Lieutenant Percival only saw it once.
His back was against a stone wall. Familiar Periad stone, familiar Periad streets. Percival had not made a lifetime of stealth, but his ancestors had, and that was serving him well at the moment. His calm eyes narrowed slightly behind his slightly upset hair. The familar stones were shaking. What slipped through the streets ahead was larger than he had any idea how to confront. He didn’t panic, of course. The concept would’ve been alien. Part of him did wonder where the new hire was, but she wasn’t even assigned to this corner of the district, and even at her considerable land speed (when using all four limbs), Percival doubted she could handle this.
But the Captain was here.
Admittedly he wasn’t doing much better. Captain Kelling had his back up against the wall across the street, flattening himself as the creature trashed its way across the intersection of Dart and Uriel. Its path of destruction had started in the soft dirt under the Stilts and made its way progressively southeast. “It’s probably seeking water.” Anis had said at the time, completely unhelpfully. “I don’t know any spells that could help with something of that size.” She was remarkably matter-of-fact about her own usefulness. Captain said he would handle it. Percival followed, wholly cognizant of the uselessness of his own spear, because duty demanded nothing less.
Now here they were, a pair of old souls who had spent most of the afternoon chasing something ten times their size while wearing full metal armor. Captain Kelling, whose great misfortune was to be born human, was covered in sweat. Percival had merely temporarily lost control of his bangs which, he took a moment to notice, would need to be cut if he survived.
The creature at the intersection rolled towards another residence, trying to burrow underground through the stone of Periad’s streets in desperate, writhing motions. It failed, and took out its frustration on the suddenly-fragile stone walls. “Captain?” Percival asked. He didn’t need to say much more. They had done all their communicating long ago. The men understood each other.
“I know. I called for help. Just waiting on it now.” Kelling responded, watching the sky.
“We can’t wait.” Percival said. People were fleeing nearby buildings, taking to the streets or basements to escape. The ones in the basements were probably making the wrong choice. “If it comes down to them or us…”
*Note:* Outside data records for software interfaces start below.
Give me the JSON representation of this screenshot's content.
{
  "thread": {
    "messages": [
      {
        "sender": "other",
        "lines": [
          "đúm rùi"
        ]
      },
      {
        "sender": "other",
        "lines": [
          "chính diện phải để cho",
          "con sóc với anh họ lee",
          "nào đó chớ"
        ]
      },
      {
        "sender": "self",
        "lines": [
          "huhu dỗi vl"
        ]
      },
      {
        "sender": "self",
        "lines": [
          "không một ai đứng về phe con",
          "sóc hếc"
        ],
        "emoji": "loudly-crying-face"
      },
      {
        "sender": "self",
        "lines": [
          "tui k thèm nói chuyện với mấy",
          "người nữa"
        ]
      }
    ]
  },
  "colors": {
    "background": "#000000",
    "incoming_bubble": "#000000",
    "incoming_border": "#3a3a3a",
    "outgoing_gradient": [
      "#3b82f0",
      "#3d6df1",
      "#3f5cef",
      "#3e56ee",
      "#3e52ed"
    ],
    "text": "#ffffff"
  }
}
It wasn’t a question. It wasn’t even a reminder. It was just a statement of fact. If it came down to either of them or the life of a single citizen of Periad.
The two paladins stood, stepping out around their respective corners into the street. Kelling shouted something, but Percival was unfamiliar with the language. The old weather vane that the Captain carried was hurled, carried aloft by the Idol’s will. It sunk into the worm’s hide, causing it to immediately change direction. The monster’s movements still struck out randomly at buildings on either side of the street, but now the wall of purple scale and meat was heading for them. Percival glanced to Kelling, now unarmed. Kelling was still watching the sky. This didn’t seem like the time for that.
Until that same sky disgorged death.
Percival would later recall seeing some flying creature well above. Strange, of course, for its height. Usually creatures that high are forced down by the laws concerning the walls. What was dropped, though, was far worse than either the monster above or the one before them.
It struck the ground with remarkable force. At first it seemed to wedge itself between two cobblestones, until Percival realized that neither stone had been parted before that moment, and the smooth rift between them was caused entirely by the Black Halberd. Kelling strode forward, his gauntlet closing around the weapon’s ebony haft, pulling it from the stone and settling the weapon on one shoulder, his stance comfortable and familiar with the weight of it. The entire weapon was black. The haft was ebon, the metal was black iron, the blade was obsidian, curving with razored scallops. There was no color to it, a trait which Percival found familiar somehow.
But never frightening.
Percival scarcely remembered the battle that followed. When the time came that he would become Captain Leroux, and wonder at what happened to his friend, he would return to the corner of Dart and Uriel, where the Captain’s weapon had left perfect, almost melted grooves in the stones of the building and street. Sometimes, Captain Leroux would run his hands along them and remember.